Volume 2015 (2015), Article ID 854530, 9 pages
http://dx.doi.org/10.1155/2015/854530
Review Article

Role of Sex Hormones in the Development and Progression of Hepatitis B Virus-Associated Hepatocellular Carcinoma

1Epidemiology Unit, National Cancer Institute of Naples “G. Pascale Foundation”, IRCCS, 80131 Naples, Italy
2Department of Onco-Hematology, IRCCS, Cancer Referral Center of Basilicata, 85028 Rionero in Vulture, Italy
3Department of Medicine and Surgery, University of Salerno, 84081 Fisciano, Italy
4Animal Facility, National Cancer Institute of Naples “G. Pascale Foundation”, IRCCS, 80131 Naples, Italy
5Department of Pharmacy, University of Salerno, 84084 Fisciano, Salerno, Italy
6Department of Surgery, National Cancer Institute of Naples “G. Pascale Foundation”, IRCCS, 80131 Naples, Italy
7Department of Experimental Medicine, II University of Naples, 81055 Naples, Italy
8National Cancer Institute “G. Pascale Foundation”, IRCCS, 80131 Naples, Italy

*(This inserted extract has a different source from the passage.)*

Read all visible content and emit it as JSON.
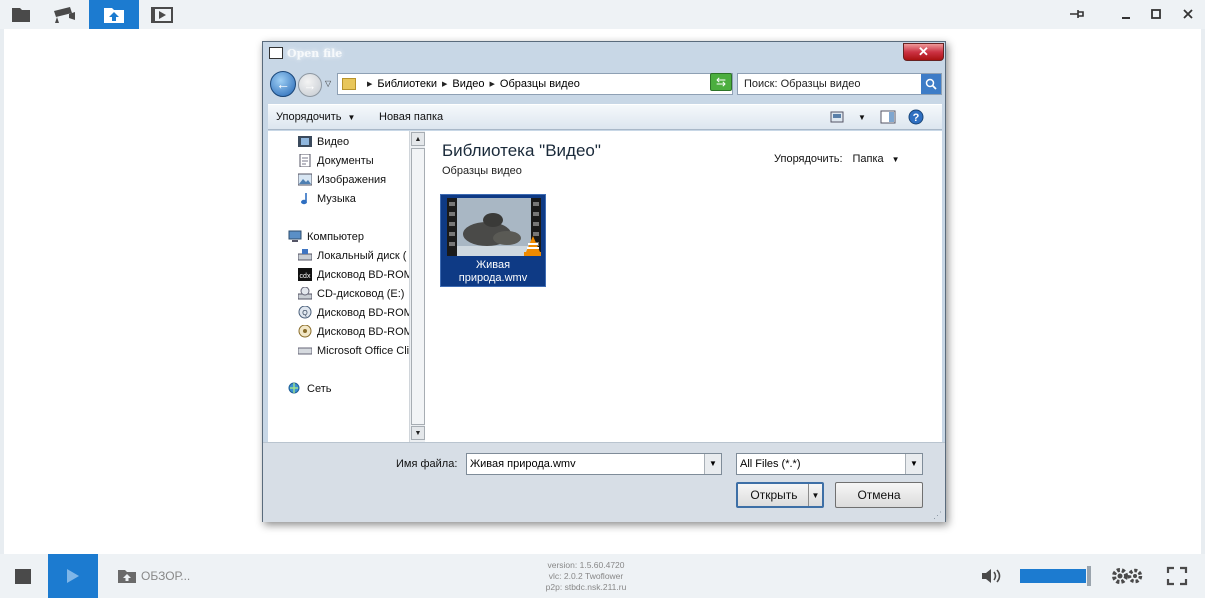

Received 12 May 2015; Revised 29 June 2015; Accepted 1 July 2015

Academic Editor: Haifei Shi

Copyright © 2015 Maurizio Montella et al. This is an open access article distributed under the Creative Commons Attribution License, which permits unrestricted use, distribution, and reproduction in any medium, provided the original work is properly cited.

Abstract

Infection with hepatitis B virus (HBV) is a major risk factor for hepatocellular carcinoma (HCC) in developed countries. Epidemiological reports indicate that the incidence of HBV-related HCC is higher in males and postmenopausal females than other females. Increasing evidence suggests that sex hormones such as androgens and estrogens play an important role in the progression of an HBV infection and in the development of HBV-related HCC. While androgen is supposed to stimulate the androgen signaling pathway and cooperate to the increased transcription and replication of HBV genes, estrogen may play a protecting role against the progression of HBV infections and in the development of HBV-related HCC through decreasing HBV RNA transcription and inflammatory cytokines levels. Additionally, sex hormones can also affect HBV-related hepatocarcinogenesis by inducing epigenetic changes such as the regulation of mRNA levels by microRNAs (miRNAs), DNA methylation, and histone modification in liver tissue. This review describes the molecular mechanisms underlying the gender disparity in HBV-related HCC with the aim of improving the understanding of key factors underneath the sex disparity often observed in HBV infections. Furthermore, the review will propose more effective prevention strategies and treatments of HBV-derived diseases.